◆ **Exercise goal**
Identify all lines below that hold "xmlns" and collect them.

[Dataset records]

*** Begin section ***

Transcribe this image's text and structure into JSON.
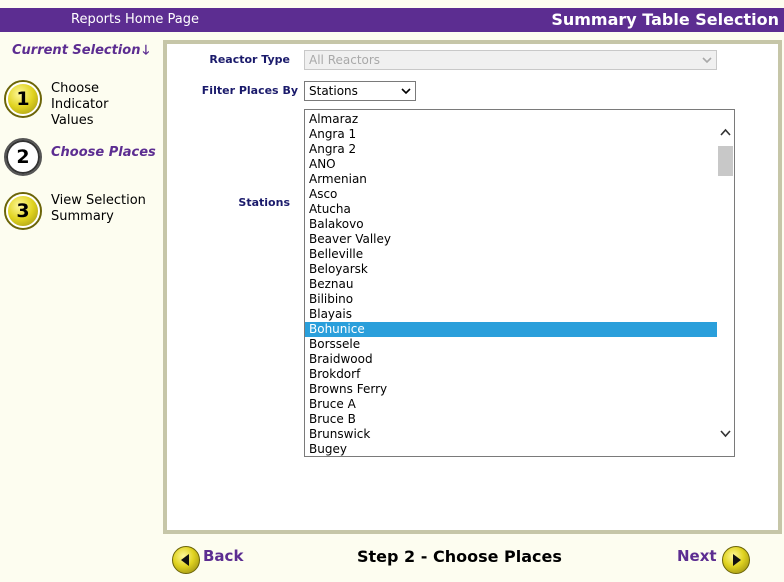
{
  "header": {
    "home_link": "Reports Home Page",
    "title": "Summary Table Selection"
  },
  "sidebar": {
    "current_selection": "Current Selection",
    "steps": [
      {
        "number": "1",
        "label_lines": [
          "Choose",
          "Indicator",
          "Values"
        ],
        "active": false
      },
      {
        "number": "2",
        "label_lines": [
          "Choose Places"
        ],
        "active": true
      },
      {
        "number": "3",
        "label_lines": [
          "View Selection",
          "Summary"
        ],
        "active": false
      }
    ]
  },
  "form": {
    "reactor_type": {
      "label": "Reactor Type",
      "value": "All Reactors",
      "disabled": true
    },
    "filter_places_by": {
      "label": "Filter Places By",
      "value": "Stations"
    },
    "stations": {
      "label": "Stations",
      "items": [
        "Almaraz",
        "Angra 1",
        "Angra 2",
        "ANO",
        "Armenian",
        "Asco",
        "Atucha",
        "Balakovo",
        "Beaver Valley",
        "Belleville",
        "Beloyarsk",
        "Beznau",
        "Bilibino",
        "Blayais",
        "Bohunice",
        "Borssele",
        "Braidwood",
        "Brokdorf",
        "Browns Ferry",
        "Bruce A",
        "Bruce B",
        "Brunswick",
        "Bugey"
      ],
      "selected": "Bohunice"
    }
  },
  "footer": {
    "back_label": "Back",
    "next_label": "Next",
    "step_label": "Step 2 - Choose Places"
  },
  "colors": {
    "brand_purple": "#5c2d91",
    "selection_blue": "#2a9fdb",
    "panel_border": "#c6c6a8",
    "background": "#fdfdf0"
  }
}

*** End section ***
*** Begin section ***

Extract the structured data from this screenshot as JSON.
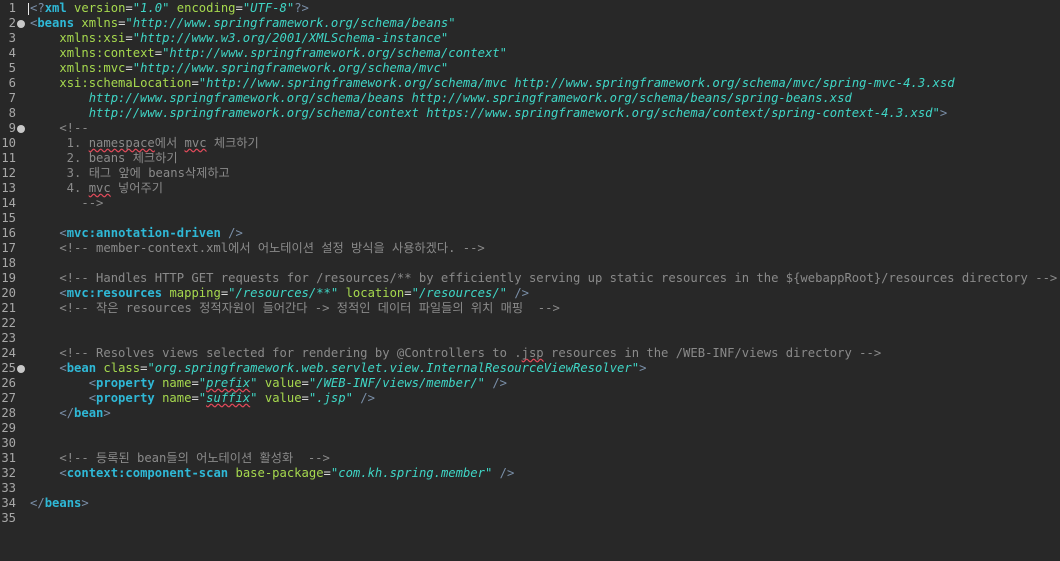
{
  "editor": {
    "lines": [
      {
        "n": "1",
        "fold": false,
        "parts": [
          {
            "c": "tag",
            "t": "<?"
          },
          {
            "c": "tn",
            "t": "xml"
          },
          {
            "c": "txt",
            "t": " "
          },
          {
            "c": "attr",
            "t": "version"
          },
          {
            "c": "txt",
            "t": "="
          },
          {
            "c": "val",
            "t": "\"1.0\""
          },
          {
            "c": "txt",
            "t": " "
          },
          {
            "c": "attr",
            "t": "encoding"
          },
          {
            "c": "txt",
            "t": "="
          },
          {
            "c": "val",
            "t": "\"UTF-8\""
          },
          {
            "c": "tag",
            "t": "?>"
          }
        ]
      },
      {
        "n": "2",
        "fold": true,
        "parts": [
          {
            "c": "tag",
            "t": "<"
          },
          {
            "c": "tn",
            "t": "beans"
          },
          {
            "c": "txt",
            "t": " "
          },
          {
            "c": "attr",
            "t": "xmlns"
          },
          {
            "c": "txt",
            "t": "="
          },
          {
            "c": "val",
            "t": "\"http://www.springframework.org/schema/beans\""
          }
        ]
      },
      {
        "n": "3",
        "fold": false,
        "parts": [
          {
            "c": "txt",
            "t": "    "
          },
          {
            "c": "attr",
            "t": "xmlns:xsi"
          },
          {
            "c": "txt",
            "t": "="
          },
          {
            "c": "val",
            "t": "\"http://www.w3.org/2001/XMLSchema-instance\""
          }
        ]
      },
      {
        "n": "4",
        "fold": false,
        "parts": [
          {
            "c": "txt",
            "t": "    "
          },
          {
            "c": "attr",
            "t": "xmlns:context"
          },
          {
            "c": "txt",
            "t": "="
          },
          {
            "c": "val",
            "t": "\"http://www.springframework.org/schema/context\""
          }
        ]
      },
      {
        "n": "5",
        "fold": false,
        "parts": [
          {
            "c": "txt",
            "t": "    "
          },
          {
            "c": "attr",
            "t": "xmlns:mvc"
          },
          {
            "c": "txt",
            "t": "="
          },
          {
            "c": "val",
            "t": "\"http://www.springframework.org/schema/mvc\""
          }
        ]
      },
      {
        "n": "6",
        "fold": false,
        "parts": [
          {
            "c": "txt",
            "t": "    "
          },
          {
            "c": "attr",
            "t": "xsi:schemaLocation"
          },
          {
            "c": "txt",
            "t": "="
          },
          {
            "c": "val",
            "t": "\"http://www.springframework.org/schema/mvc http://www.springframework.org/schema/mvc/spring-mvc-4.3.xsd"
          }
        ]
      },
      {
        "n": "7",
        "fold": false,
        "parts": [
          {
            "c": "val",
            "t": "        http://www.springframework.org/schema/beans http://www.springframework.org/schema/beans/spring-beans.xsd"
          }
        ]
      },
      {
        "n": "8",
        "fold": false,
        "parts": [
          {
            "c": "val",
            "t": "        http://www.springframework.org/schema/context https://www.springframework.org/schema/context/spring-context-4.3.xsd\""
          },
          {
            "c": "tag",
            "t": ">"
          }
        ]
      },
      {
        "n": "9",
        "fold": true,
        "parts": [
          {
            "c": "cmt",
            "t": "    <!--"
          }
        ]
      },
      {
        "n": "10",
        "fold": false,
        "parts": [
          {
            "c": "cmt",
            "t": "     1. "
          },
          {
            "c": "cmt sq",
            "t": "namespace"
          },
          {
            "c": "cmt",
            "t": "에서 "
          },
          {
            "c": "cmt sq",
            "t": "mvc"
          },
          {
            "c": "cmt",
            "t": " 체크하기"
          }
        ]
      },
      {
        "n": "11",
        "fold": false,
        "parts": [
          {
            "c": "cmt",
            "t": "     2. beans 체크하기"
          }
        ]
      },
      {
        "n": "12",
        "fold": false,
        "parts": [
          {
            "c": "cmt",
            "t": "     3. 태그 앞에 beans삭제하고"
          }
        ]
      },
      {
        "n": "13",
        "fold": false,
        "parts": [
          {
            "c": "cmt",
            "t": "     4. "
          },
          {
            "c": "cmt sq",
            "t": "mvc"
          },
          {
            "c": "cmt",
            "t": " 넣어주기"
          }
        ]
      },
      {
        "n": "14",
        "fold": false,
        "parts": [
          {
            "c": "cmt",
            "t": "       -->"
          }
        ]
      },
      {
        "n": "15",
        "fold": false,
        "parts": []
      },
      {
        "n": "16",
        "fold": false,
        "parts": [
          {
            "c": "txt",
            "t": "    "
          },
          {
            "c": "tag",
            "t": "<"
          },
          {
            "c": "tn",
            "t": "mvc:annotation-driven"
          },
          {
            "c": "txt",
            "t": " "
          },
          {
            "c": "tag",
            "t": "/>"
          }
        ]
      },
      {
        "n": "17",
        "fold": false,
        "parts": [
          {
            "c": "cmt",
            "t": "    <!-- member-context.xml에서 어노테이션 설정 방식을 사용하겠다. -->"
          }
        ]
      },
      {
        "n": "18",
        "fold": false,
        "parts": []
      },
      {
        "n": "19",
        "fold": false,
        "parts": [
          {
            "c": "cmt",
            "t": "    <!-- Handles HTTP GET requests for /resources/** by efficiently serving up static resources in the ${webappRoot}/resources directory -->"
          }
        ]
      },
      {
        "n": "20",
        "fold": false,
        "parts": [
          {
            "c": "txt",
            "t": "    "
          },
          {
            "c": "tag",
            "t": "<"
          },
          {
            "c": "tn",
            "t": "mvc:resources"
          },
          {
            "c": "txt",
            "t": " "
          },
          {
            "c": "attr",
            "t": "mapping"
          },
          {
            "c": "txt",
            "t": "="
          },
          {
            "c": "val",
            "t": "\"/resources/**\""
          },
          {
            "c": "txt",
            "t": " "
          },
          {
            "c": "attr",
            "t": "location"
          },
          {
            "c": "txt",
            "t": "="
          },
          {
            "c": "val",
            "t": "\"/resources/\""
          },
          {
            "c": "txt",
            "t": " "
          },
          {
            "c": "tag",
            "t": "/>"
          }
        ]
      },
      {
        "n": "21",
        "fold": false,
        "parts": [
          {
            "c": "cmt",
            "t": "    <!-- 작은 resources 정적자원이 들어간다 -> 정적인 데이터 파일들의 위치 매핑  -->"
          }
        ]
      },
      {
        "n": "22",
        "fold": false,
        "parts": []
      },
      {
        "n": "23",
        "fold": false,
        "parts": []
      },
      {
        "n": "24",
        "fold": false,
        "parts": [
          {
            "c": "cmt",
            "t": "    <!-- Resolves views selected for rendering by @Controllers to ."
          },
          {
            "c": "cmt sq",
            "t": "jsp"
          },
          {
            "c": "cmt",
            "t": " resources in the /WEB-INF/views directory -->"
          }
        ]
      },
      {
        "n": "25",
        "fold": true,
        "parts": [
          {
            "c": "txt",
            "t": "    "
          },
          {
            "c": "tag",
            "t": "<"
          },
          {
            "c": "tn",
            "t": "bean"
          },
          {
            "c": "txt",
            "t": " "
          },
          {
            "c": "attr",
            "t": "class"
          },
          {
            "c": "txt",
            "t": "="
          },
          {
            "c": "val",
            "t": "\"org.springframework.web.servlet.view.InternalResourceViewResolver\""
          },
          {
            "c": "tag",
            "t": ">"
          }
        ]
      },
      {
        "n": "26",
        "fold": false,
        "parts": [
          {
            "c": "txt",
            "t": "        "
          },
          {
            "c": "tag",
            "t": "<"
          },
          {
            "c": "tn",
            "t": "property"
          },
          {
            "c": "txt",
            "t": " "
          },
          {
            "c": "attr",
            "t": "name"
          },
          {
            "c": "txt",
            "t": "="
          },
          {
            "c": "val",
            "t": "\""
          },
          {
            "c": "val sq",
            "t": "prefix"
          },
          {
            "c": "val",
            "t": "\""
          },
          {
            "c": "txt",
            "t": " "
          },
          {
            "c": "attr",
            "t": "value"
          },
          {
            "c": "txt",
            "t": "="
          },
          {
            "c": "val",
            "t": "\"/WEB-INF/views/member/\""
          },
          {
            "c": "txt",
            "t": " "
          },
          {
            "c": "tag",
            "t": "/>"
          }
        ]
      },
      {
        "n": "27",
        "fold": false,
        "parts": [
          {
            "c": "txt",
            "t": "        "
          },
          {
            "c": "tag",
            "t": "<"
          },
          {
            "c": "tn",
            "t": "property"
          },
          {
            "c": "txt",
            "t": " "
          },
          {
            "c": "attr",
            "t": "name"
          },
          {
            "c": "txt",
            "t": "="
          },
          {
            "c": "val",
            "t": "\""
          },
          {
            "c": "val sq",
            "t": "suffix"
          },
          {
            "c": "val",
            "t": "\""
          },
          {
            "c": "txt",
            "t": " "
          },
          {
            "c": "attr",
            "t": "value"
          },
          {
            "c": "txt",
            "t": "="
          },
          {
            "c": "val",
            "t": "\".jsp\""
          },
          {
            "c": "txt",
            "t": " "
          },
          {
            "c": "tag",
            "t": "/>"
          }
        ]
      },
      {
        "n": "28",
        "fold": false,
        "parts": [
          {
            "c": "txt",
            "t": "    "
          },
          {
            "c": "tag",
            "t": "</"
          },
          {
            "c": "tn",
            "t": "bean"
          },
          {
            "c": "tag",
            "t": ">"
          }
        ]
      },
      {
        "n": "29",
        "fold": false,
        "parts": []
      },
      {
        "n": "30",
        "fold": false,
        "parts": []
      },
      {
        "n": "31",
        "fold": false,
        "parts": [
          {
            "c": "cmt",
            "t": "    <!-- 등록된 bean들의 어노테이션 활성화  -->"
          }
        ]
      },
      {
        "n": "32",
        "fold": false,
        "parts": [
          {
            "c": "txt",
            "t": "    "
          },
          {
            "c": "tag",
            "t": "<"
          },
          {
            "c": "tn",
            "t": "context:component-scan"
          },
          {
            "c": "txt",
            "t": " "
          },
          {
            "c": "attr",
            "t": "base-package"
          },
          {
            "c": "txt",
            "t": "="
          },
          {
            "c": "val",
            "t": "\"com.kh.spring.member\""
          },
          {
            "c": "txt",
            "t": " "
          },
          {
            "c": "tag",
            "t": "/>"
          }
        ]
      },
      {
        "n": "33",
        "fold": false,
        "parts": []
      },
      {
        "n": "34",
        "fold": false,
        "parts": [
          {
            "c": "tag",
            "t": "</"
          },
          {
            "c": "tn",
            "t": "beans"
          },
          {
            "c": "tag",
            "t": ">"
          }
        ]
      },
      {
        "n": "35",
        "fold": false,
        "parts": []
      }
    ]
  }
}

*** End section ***

◆ **Answer to this exercise**
            "t": "xmlns"
            "t": "xmlns:xsi"
            "t": "xmlns:context"
            "t": "xmlns:mvc"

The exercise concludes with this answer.